*Problem requirements:* Each entry is to be retyped without alteration, and no picture is to be included.

*Information:*
# # # # # # #

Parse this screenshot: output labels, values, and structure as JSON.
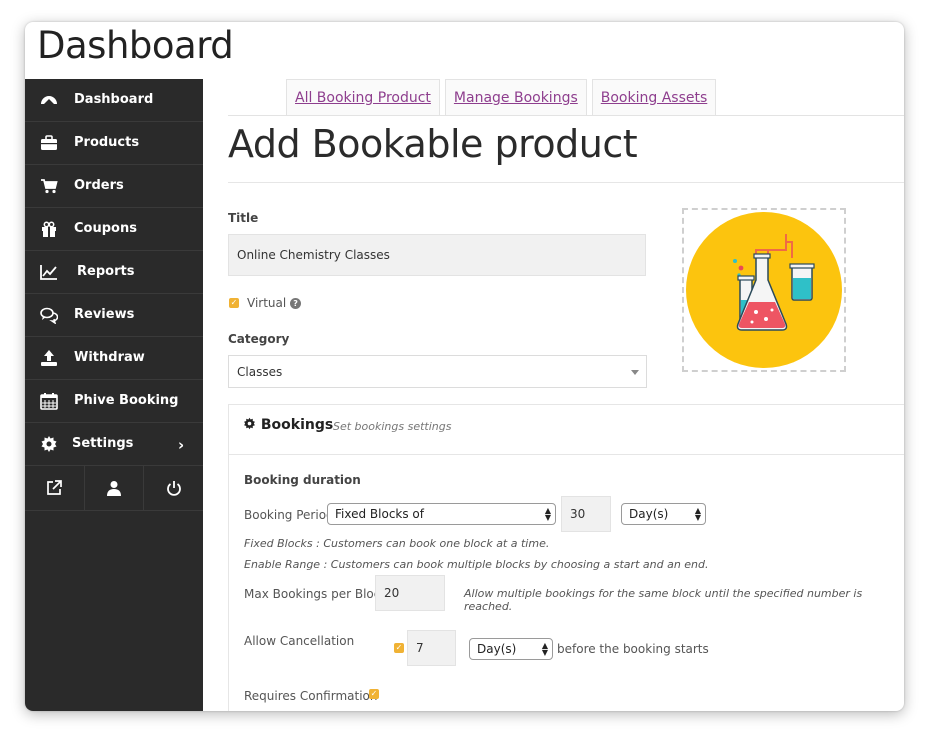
{
  "header": {
    "title": "Dashboard"
  },
  "sidebar": {
    "items": [
      {
        "label": "Dashboard",
        "icon": "dashboard-gauge-icon"
      },
      {
        "label": "Products",
        "icon": "briefcase-icon"
      },
      {
        "label": "Orders",
        "icon": "cart-icon"
      },
      {
        "label": "Coupons",
        "icon": "gift-icon"
      },
      {
        "label": "Reports",
        "icon": "line-chart-icon"
      },
      {
        "label": "Reviews",
        "icon": "comments-icon"
      },
      {
        "label": "Withdraw",
        "icon": "upload-icon"
      },
      {
        "label": "Phive Booking",
        "icon": "calendar-icon"
      },
      {
        "label": "Settings",
        "icon": "gear-icon"
      }
    ],
    "bottom_icons": [
      "external-link-icon",
      "user-icon",
      "power-icon"
    ]
  },
  "tabs": [
    {
      "label": "All Booking Product"
    },
    {
      "label": "Manage Bookings"
    },
    {
      "label": "Booking Assets"
    }
  ],
  "page_title": "Add Bookable product",
  "form": {
    "title_label": "Title",
    "title_value": "Online Chemistry Classes",
    "virtual_label": "Virtual",
    "category_label": "Category",
    "category_value": "Classes"
  },
  "product_image": {
    "icon": "chemistry-flasks-icon"
  },
  "bookings": {
    "heading": "Bookings",
    "subheading": "Set bookings settings",
    "duration_label": "Booking duration",
    "period_label": "Booking Period",
    "period_type": "Fixed Blocks of",
    "period_value": "30",
    "period_unit": "Day(s)",
    "note_fixed": "Fixed Blocks : Customers can book one block at a time.",
    "note_range": "Enable Range : Customers can book multiple blocks by choosing a start and an end.",
    "max_label": "Max Bookings per Block",
    "max_value": "20",
    "max_note": "Allow multiple bookings for the same block until the specified number is reached.",
    "cancel_label": "Allow Cancellation",
    "cancel_value": "7",
    "cancel_unit": "Day(s)",
    "cancel_suffix": "before the booking starts",
    "confirm_label": "Requires Confirmation"
  },
  "colors": {
    "sidebar_bg": "#2a2a2a",
    "tab_link": "#8e3e8e",
    "checkbox": "#f0b234",
    "image_bg": "#fcc40e"
  }
}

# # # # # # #

*Output:*
Parse this screenshot: output labels, values, and structure as JSON.
{
  "header": {
    "title": "Dashboard"
  },
  "sidebar": {
    "items": [
      {
        "label": "Dashboard",
        "icon": "dashboard-gauge-icon"
      },
      {
        "label": "Products",
        "icon": "briefcase-icon"
      },
      {
        "label": "Orders",
        "icon": "cart-icon"
      },
      {
        "label": "Coupons",
        "icon": "gift-icon"
      },
      {
        "label": "Reports",
        "icon": "line-chart-icon"
      },
      {
        "label": "Reviews",
        "icon": "comments-icon"
      },
      {
        "label": "Withdraw",
        "icon": "upload-icon"
      },
      {
        "label": "Phive Booking",
        "icon": "calendar-icon"
      },
      {
        "label": "Settings",
        "icon": "gear-icon"
      }
    ],
    "bottom_icons": [
      "external-link-icon",
      "user-icon",
      "power-icon"
    ]
  },
  "tabs": [
    {
      "label": "All Booking Product"
    },
    {
      "label": "Manage Bookings"
    },
    {
      "label": "Booking Assets"
    }
  ],
  "page_title": "Add Bookable product",
  "form": {
    "title_label": "Title",
    "title_value": "Online Chemistry Classes",
    "virtual_label": "Virtual",
    "category_label": "Category",
    "category_value": "Classes"
  },
  "product_image": {
    "icon": "chemistry-flasks-icon"
  },
  "bookings": {
    "heading": "Bookings",
    "subheading": "Set bookings settings",
    "duration_label": "Booking duration",
    "period_label": "Booking Period",
    "period_type": "Fixed Blocks of",
    "period_value": "30",
    "period_unit": "Day(s)",
    "note_fixed": "Fixed Blocks : Customers can book one block at a time.",
    "note_range": "Enable Range : Customers can book multiple blocks by choosing a start and an end.",
    "max_label": "Max Bookings per Block",
    "max_value": "20",
    "max_note": "Allow multiple bookings for the same block until the specified number is reached.",
    "cancel_label": "Allow Cancellation",
    "cancel_value": "7",
    "cancel_unit": "Day(s)",
    "cancel_suffix": "before the booking starts",
    "confirm_label": "Requires Confirmation"
  },
  "colors": {
    "sidebar_bg": "#2a2a2a",
    "tab_link": "#8e3e8e",
    "checkbox": "#f0b234",
    "image_bg": "#fcc40e"
  }
}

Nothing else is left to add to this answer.